    Owen Bowcott


    18. Why has it taken 25 years for the UK to start negotiating an overall settlement on Chagos with Mauritius?

    David Snoxell


    An ode to the Chagossian zistwar

    Chrisyl Wong-Hang-Sun


    19. Afterword

    Sabrina Jean



    Laura Jeffery is Professor of Anthropology of Migration in the School of Social and Political Sciences at the University of Edinburgh, UK. She has worked with the Chagossian community since 2002.

    Chris Monaghan is Head of Law and Principal Lecturer in Law at the University of Worcester, UK. He has interests in the Chagos Islands legal dispute, Constitutional Law, the role of Parliament, executive accountability, and the global use of impeachment.
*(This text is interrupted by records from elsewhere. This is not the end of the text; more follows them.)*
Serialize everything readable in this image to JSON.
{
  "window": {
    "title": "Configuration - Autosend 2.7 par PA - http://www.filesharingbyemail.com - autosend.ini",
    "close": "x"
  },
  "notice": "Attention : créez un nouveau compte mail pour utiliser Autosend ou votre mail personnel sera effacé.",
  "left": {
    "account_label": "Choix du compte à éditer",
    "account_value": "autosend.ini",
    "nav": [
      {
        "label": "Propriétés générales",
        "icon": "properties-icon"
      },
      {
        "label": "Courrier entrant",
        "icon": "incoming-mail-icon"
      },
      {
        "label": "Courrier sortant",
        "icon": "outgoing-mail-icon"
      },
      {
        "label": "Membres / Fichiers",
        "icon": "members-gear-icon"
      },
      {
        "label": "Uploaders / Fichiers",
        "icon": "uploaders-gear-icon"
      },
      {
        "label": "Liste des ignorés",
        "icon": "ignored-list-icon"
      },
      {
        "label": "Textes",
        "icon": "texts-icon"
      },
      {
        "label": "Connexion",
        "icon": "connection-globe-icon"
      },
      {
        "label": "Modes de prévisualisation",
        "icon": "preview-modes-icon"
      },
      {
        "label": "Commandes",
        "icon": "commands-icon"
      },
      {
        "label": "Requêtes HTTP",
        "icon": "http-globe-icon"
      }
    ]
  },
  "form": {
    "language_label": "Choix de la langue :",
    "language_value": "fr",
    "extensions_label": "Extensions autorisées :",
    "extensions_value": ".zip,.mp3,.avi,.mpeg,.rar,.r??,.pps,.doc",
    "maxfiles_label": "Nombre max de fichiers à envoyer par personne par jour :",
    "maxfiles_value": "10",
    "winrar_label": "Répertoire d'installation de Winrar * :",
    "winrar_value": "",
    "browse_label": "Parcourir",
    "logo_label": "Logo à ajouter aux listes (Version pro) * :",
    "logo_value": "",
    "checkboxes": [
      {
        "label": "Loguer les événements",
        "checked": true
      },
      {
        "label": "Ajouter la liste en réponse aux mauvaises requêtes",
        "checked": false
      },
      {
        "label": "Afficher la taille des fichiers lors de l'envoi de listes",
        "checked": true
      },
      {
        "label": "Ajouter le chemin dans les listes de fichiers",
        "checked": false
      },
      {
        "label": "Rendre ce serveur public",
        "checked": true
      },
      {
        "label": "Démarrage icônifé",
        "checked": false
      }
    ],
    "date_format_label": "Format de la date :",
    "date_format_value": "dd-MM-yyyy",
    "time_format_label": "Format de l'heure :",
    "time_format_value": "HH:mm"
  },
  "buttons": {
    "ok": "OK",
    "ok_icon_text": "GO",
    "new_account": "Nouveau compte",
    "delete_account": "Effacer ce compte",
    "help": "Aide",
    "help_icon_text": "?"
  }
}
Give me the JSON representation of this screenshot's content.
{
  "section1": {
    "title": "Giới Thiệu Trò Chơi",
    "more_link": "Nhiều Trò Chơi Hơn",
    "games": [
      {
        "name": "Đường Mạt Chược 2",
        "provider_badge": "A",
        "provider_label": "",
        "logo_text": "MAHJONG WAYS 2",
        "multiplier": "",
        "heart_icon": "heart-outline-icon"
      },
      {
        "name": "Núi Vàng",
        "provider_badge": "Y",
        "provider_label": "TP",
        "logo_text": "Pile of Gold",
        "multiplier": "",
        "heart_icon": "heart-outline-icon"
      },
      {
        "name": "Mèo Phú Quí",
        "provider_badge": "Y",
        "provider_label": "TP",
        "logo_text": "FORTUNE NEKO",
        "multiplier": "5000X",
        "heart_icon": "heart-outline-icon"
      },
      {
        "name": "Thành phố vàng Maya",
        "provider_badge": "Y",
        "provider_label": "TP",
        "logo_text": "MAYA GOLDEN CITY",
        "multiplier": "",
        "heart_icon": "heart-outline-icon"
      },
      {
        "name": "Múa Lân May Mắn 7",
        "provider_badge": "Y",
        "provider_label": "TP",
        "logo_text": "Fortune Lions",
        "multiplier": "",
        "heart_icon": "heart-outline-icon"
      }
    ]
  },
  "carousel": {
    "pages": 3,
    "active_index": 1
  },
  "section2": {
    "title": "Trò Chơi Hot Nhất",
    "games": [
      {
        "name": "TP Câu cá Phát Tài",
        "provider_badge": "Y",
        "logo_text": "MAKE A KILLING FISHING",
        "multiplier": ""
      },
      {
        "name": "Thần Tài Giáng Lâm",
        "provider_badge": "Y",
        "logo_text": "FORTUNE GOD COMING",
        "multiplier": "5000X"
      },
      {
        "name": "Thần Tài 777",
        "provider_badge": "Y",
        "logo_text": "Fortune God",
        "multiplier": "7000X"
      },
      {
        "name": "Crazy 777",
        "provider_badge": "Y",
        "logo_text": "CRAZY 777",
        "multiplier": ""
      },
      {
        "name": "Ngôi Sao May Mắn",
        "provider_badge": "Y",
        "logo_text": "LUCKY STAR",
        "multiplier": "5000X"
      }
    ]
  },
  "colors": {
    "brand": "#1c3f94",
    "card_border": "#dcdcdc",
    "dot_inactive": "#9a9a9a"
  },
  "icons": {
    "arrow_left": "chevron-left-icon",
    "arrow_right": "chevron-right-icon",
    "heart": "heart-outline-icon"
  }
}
    Mairi O’Gorman is a social anthropologist who holds a PhD from the University of Edinburgh, UK. Her doctoral thesis, Tree of Knowledge, Tree of Life: materials, intimacy and being Creole in London and Seychelles (2019), was based on ethnographic fieldwork in both places.

    “The Chagossians were brutally expelled from their Indian Ocean home by UK officials who referred to them as ‘Tarzans and Men Fridays’. In 2008 Lord Hoffman denied their right of return, casting them as incapable of living ‘Crusoe-like’. The declaration of a ‘no take’ Marine Protected Area in 2010 further limited their conditions of return. As this language reveals, the expulsion and exile of the Chagossians repeats the gestures and practices of unbridled colonial power; and shows the complicity of law and science. But as the essays and artistic works in this book show, the collusion of successive U.S and U.K governments are resisted effectively at every turn. How are empires and nations created and remade? Can a fully decolonised nation avoid marginalising an ethnic or indigenous minority? How are environmental and ‘green’ agendas deployed for neo-colonial ends? This timely and multi-disciplinary book addresses these urgent questions that apply well beyond the fate of the Chagossians.”
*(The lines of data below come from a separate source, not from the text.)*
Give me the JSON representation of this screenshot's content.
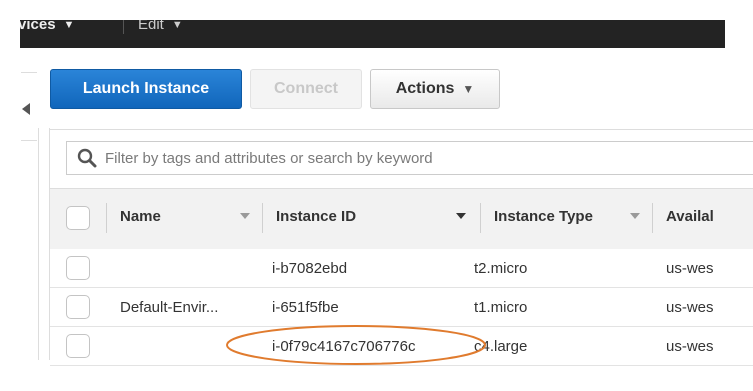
{
  "topnav": {
    "services_label": "vices",
    "edit_label": "Edit"
  },
  "toolbar": {
    "launch_label": "Launch Instance",
    "connect_label": "Connect",
    "actions_label": "Actions"
  },
  "search": {
    "placeholder": "Filter by tags and attributes or search by keyword"
  },
  "table": {
    "columns": {
      "name": "Name",
      "instance_id": "Instance ID",
      "instance_type": "Instance Type",
      "availability": "Availal"
    },
    "rows": [
      {
        "name": "",
        "instance_id": "i-b7082ebd",
        "instance_type": "t2.micro",
        "availability": "us-wes"
      },
      {
        "name": "Default-Envir...",
        "instance_id": "i-651f5fbe",
        "instance_type": "t1.micro",
        "availability": "us-wes"
      },
      {
        "name": "",
        "instance_id": "i-0f79c4167c706776c",
        "instance_type": "c4.large",
        "availability": "us-wes"
      }
    ]
  },
  "annotation": {
    "highlight_color": "#e07b2e"
  },
  "colors": {
    "primary": "#1a73c9",
    "topbar": "#232323"
  }
}
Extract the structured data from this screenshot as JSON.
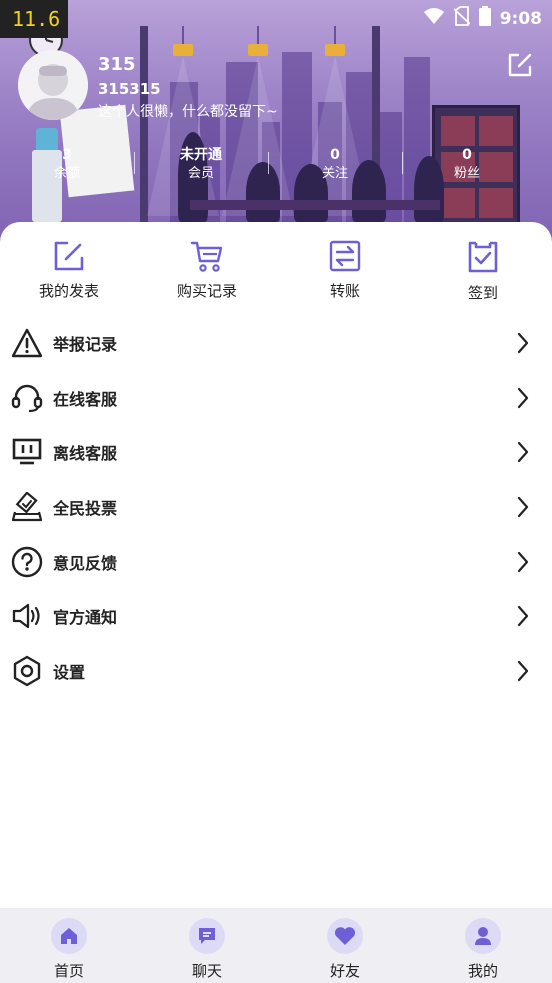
{
  "status_bar": {
    "badge": "11.6",
    "time": "9:08",
    "icons": [
      "wifi-icon",
      "no-sim-icon",
      "battery-icon"
    ]
  },
  "profile": {
    "name": "315",
    "user_id": "315315",
    "signature": "这个人很懒，什么都没留下~"
  },
  "stats": [
    {
      "value": "3",
      "label": "余额"
    },
    {
      "value": "未开通",
      "label": "会员"
    },
    {
      "value": "0",
      "label": "关注"
    },
    {
      "value": "0",
      "label": "粉丝"
    }
  ],
  "quick_actions": [
    {
      "label": "我的发表",
      "icon": "edit-icon"
    },
    {
      "label": "购买记录",
      "icon": "cart-icon"
    },
    {
      "label": "转账",
      "icon": "transfer-icon"
    },
    {
      "label": "签到",
      "icon": "checkin-icon"
    }
  ],
  "menu": [
    {
      "label": "举报记录",
      "icon": "warning-icon"
    },
    {
      "label": "在线客服",
      "icon": "headset-icon"
    },
    {
      "label": "离线客服",
      "icon": "monitor-icon"
    },
    {
      "label": "全民投票",
      "icon": "vote-icon"
    },
    {
      "label": "意见反馈",
      "icon": "question-icon"
    },
    {
      "label": "官方通知",
      "icon": "speaker-icon"
    },
    {
      "label": "设置",
      "icon": "settings-icon"
    }
  ],
  "tabs": [
    {
      "label": "首页",
      "icon": "home-icon"
    },
    {
      "label": "聊天",
      "icon": "chat-icon"
    },
    {
      "label": "好友",
      "icon": "heart-icon"
    },
    {
      "label": "我的",
      "icon": "user-icon"
    }
  ],
  "colors": {
    "accent": "#6f5fd6",
    "hero_top": "#b9a1d9",
    "hero_bottom": "#7f63b2",
    "tabbar_bg": "#efeef2"
  }
}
    Stewart Motha, Professor of Law, Birkbeck, University of London, UK

    “This extraordinary, polyvocal anthology amply documents the historic case of the Chagos islanders and their grotesque treatment at the hands of successive British Governments. It is an indispensable resource that illuminates the juridical, geopolitical, cultural and human dimensions of this long-running scandal. Anybody interested in the persistent politics of empire and colony has much to learn much from it.”

    Paul Gilroy, Professor of the Humanities, University College London, UK

    “Urgent and uncompromising, this multilayered volume is a powerful reminder of Chagossians’ on-going resistance to British and US colonisation in the 21st century.”

    Olivette Otele, Distinguished Research Professor of the Legacies and Memory of Slavery, Faculty of Law, SOAS, London, UK